Mortar can be used to decorate and renovate walls, indoors and outdoors.
Lime mortar has a pleasingly rough aspect and can help regulate humidity by absorbing moisture from the air, so it makes a room healthier, too.
Use a standard recipient, such as a large bowl, to measure out the ingredients.
Adjust quantities to suit the thickness of the layer you want (0.5 cm to 1 cm, for example).
For non-porous surfaces, such as walls covered with old paint, you should add a little cement* to the mix. The mortar will adhere better.
In a mason's mixing pan, mix 2 parts water with 2 parts lime, 1 part of cement and ½ part sand.
Always pour the water in first, then sprinkle in the dry ingredients.
Mix thoroughly with a stick, and then let rest for 5 minutes.
The mixture has the right consistency if when you separate the mixture with a spatula, the edges do not run together.
Before you apply the mortar, you should wire brush the wall, scoring it with a painter's knife if the wall is very smooth,
and moisten it with a damp sponge or spray bottle.
Apply the mortar with a spatula and plasterer's trowel, starting from the bottom of the wall.
While the mortar is still damp, you can wipe a sponge over it to bring out the texture of the grains of sand.
Once dry, there are a myriad of possibilities for the finish. You can scratch the mortar,
coat it with linseed oil or wax, or make a colored mortar with pigments.
* Cement manufacturers have taken steps to reduce the energy used to produce their products as well as their environmental impact.
Despite these efforts, these impacts are still high. When a home is renovated or restored, cement is difficult to reuse.

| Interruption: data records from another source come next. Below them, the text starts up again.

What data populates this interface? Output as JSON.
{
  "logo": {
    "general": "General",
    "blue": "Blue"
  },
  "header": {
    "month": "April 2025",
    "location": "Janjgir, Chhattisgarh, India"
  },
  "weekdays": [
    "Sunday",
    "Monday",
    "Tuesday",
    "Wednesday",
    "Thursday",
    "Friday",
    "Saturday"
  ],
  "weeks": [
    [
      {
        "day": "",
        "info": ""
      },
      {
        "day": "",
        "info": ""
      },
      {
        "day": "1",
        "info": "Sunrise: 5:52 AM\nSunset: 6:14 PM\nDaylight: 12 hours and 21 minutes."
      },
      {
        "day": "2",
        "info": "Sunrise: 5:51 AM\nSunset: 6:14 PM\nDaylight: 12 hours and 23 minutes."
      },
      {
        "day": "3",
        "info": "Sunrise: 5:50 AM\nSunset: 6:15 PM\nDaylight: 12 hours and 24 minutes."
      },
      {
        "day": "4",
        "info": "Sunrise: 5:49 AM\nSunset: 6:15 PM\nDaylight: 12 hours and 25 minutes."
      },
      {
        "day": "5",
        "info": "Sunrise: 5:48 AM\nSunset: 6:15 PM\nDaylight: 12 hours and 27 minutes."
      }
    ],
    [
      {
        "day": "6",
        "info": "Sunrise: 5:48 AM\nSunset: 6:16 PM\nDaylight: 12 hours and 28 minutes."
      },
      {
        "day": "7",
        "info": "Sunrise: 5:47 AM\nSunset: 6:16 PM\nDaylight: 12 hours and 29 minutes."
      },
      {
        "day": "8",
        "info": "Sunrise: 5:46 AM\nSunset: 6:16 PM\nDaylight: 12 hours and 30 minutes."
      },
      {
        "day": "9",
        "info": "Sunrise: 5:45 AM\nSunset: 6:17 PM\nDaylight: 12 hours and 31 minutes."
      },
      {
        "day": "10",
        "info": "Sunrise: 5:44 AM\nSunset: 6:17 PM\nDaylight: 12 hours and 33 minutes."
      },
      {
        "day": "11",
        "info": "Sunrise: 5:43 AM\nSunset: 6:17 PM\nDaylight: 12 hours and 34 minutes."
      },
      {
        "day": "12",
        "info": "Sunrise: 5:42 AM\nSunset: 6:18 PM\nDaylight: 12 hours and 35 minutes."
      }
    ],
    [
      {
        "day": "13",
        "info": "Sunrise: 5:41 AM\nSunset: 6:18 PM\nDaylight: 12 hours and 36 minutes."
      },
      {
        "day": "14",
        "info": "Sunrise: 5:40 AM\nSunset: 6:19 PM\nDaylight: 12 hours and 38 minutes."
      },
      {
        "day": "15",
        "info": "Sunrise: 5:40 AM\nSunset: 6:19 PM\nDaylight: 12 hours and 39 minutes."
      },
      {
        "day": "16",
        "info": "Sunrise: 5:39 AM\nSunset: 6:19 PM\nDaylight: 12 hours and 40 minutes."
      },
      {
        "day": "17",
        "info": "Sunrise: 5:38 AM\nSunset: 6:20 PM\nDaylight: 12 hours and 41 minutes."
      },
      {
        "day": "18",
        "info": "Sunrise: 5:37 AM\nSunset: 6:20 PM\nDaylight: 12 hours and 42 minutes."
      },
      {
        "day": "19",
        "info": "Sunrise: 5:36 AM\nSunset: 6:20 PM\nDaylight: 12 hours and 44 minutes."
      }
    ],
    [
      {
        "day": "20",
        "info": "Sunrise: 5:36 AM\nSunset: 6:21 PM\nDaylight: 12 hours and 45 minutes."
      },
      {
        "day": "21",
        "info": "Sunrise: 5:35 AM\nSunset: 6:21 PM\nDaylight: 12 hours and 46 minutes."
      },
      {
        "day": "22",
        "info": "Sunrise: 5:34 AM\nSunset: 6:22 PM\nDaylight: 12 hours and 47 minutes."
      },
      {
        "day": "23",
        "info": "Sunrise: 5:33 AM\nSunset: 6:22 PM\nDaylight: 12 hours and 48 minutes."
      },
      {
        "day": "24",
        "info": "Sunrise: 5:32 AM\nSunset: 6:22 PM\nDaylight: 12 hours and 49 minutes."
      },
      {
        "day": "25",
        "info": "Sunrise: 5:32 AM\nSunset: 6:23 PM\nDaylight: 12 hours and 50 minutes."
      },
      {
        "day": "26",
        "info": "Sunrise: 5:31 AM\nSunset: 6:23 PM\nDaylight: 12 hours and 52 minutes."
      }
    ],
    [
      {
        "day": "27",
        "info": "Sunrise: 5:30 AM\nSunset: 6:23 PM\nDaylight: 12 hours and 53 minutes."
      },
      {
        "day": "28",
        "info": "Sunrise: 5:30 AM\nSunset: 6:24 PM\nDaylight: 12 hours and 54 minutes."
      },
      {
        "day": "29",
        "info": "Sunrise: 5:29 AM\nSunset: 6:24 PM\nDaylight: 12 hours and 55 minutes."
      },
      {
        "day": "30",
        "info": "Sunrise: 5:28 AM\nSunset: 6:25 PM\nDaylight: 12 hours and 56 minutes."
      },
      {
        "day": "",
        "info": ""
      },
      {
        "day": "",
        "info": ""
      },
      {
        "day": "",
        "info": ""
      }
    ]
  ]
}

For this reason, please use cement sparingly.
Lime: Natural Hydraulic Lime (NHL 3.5-Z).
Sand: River sand. Different grades can be used, depending on the desired use or effect.
Cement: White or gray cement. More or less quick-setting.